First rooftop solar system in downtown Aurora generates renewable energy, other benefits

Solar Panels were installed on the Support Techs building at 1 E. Benton St. in downtown Aurora. Dan Schmidt of Rethink Electric secures American-made 300 watt solar modules to racks held in place with concrete ballast blocks. Photo by Joshua Schultz courtesy of GreenLife Media Group.

Local collaborators are celebrating the power of the sun in the “City of Lights” with the completion of a state-of-the-art solar energy generation project in downtown Aurora.

In December, a new 56.7 kilowatt (kW) solar power system was installed on the rooftop of the 113-year-old Carnegie library building at 1 E. Benton St., the former home of Aurora’s Main Public Library and now home to Support Techs.

This renewable energy system is the first of its kind in Aurora’s historic downtown business district on Stolp Island.

After acquiring the former Aurora Public Library building in December 2015, owners of The Support Companies researched ways to reduce operating costs while “going green.” This solar solution was selected to reduce CO2 emissions, reduce dependency on utility companies, and reduce costs over the long term.

The new solar photovoltaic (PV) system is projected to reduce 58.72 tons of carbon emissions per year by generating 71,615 kilowatt-hours (kWh) of electricity in 2018.  

The entire project took less than two months to complete. Michelle Knox, owner of WindSolarUSA designed the rooftop system to feature American-made products. Installation teams from local solar professionals at Rethink Electric in Geneva completed the project ahead of schedule.

“The city of Aurora’s Building and Permits department was instrumental in making this project a reality. Their advice and efficient processes helped us meet our tight December deadline,” Knox said. “This was a collaborative effort,” she added.

Economic advantages of the rooftop system include positive cash flow of $98,285 generated over the life of the system, a 30% federal tax credit, State of Illinois Renewable Energy Credits, and the Modified Accelerated Cost Recovery System (MACRS). Solar project developers like WindSolarUSA are responsible for understanding current incentives and educating owners throughout the design and installation process.

Th 56.7 kw solar power system on the roof of Support Techs has a payback period of 4.7 years, providing decades of free energy.

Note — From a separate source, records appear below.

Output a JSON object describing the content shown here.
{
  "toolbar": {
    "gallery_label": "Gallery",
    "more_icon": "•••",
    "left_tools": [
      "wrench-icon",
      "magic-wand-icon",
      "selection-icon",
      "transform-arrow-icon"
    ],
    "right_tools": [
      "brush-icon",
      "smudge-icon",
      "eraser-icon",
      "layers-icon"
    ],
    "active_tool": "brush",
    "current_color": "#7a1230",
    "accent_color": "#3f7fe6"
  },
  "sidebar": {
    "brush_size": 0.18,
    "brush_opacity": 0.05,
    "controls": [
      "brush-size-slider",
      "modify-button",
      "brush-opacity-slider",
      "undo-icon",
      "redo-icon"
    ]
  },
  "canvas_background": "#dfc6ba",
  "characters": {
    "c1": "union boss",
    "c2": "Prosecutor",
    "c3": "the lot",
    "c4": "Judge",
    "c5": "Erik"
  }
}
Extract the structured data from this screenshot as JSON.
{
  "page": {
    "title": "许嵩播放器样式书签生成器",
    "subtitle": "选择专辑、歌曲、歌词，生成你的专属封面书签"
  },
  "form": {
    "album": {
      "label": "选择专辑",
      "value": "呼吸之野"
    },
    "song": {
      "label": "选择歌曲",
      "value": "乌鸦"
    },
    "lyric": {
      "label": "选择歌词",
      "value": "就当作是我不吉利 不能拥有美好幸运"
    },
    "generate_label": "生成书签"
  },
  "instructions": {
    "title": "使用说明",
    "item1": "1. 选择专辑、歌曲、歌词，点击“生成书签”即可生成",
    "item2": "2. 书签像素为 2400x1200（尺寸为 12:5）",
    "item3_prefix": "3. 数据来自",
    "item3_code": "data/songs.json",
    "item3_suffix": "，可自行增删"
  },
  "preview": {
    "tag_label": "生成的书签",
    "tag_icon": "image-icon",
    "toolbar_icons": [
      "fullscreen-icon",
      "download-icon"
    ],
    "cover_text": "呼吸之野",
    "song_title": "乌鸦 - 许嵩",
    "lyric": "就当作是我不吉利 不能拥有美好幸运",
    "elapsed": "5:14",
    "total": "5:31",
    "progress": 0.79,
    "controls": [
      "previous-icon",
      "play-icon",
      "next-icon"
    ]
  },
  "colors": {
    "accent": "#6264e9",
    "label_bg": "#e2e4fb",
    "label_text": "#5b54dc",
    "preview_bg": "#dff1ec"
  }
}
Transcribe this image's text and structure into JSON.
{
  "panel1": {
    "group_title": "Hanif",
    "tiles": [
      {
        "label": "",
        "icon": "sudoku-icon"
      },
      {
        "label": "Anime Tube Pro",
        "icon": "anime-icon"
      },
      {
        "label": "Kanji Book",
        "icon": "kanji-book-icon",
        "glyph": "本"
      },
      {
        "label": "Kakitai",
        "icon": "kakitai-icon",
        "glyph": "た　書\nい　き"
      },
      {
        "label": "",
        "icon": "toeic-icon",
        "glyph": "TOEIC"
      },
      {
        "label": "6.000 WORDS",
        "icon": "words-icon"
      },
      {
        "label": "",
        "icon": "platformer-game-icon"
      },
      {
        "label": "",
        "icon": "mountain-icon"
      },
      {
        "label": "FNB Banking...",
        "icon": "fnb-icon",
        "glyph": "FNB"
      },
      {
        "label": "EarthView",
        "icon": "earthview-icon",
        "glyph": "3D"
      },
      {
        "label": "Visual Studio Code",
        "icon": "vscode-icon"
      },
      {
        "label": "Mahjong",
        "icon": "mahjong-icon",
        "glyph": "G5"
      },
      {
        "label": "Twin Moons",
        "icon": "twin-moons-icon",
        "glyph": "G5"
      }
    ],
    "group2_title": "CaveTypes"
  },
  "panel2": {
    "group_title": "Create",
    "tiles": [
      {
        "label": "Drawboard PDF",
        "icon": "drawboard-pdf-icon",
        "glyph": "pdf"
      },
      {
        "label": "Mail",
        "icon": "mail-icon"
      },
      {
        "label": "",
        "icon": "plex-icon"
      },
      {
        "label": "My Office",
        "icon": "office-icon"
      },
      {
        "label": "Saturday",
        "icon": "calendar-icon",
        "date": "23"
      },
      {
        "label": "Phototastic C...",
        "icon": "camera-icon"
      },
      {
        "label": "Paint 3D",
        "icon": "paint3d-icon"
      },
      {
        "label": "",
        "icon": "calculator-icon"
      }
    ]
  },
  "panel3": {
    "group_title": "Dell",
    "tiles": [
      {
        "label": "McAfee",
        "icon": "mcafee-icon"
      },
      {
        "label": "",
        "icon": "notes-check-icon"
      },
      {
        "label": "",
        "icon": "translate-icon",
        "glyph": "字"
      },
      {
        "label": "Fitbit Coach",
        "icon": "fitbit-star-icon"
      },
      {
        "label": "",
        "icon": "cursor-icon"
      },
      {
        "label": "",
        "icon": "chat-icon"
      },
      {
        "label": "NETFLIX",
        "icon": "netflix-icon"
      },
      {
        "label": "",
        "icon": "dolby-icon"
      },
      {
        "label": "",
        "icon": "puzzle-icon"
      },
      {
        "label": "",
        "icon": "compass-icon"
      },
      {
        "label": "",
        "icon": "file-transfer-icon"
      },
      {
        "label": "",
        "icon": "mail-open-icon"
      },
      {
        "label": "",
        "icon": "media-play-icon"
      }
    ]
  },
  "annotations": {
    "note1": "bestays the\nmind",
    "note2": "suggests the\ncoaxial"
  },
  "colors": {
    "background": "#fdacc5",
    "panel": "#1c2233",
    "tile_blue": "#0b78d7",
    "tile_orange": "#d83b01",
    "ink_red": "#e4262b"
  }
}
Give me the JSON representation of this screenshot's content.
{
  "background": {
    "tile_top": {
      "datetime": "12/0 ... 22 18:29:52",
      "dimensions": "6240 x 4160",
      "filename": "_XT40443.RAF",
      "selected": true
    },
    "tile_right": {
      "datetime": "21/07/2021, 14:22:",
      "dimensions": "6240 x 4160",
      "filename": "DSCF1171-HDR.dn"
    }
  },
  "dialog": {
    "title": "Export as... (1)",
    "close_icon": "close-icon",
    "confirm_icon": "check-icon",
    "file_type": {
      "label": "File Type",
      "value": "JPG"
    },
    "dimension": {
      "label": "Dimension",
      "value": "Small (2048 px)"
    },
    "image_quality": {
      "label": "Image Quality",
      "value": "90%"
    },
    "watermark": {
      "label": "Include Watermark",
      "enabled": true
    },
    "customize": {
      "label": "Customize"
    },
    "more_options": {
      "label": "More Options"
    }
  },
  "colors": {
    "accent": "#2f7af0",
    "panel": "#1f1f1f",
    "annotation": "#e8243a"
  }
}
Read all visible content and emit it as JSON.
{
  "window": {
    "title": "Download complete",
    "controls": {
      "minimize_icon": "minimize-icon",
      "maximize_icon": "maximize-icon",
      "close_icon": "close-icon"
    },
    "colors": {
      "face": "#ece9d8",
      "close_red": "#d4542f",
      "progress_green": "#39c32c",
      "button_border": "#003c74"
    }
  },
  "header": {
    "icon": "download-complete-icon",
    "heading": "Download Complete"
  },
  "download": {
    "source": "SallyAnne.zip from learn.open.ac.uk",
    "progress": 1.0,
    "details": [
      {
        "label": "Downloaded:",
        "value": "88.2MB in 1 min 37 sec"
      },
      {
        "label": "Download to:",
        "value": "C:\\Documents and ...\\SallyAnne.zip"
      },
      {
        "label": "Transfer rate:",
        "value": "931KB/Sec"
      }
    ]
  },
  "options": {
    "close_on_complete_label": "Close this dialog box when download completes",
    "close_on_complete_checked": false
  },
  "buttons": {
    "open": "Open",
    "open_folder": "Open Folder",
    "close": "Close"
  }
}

Photo by Joshua Schultz courtesy of GreenLife Media Group.

American-made products chosen for the installation include 189 SolarWorld 300 watt photovoltaic modules and a Unirac ballasted system. A plus was that no penetrations were required to the building’s roof. An expansion to increase the system size by another 25% is in the planning phase.  

“With new products available today, installations occur faster and more reliably,” said Rethink Electric owner Mike Nicolosi. “Cutting installation costs reduces reliance on purchased power and increases return on investment,” Nicolosi said. Rethink Electric installs alternative energy systems of every scale.

“The price of solar has dropped over 60% in the last ten years,” said Rebekah Axtell, a local grassroots community organizer. “This project proves it’s definitely worth the time to stay updated as renewable energy and technology markets evolve,” she added.

Axtell invited Knox and Illinois Solar Energy Association educators to speak at Eco-Week events, which she co-hosted June 2015 in conjunction with Aurora Greenfest. “Transitioning to renewable energy technologies while preserving meaningful community architecture is a two-fold investment in the quality of life for future generations,” Axtell said.

The system went live on Dec. 21, Winter Solstice, the shortest day and longest night of the year. Now as the days grow longer, the sun is helping to power bright new initiatives in this historic building. In the lower level once known as the library’s “Young People’s Department,“ a community arts and culture space, Gallery 1904, opened recently.  It is aptly named after the year the Carnegie library first opened. Gallery 1904 is open monthly to the public for downtown Aurora’s First Fridays events.

Opportunities for group tours of the new solar power installation will be announced in spring 2018 on www.auroradowntown.org.

Solar Renewable Energy Forum will be held on Thursday, Jan. 18 from 1 to 3:30 p.m. at Waubonsee Community College 18 S. River Street, Room 160AC, downtown Aurora

Topics include the Future Energy Jobs Act (FEJA) and Solar Models Overview – SolSmart, Rooftop, Community Solar, and Utility-Scale. RSVP at www.foxvalleysustainabilitynetwork.com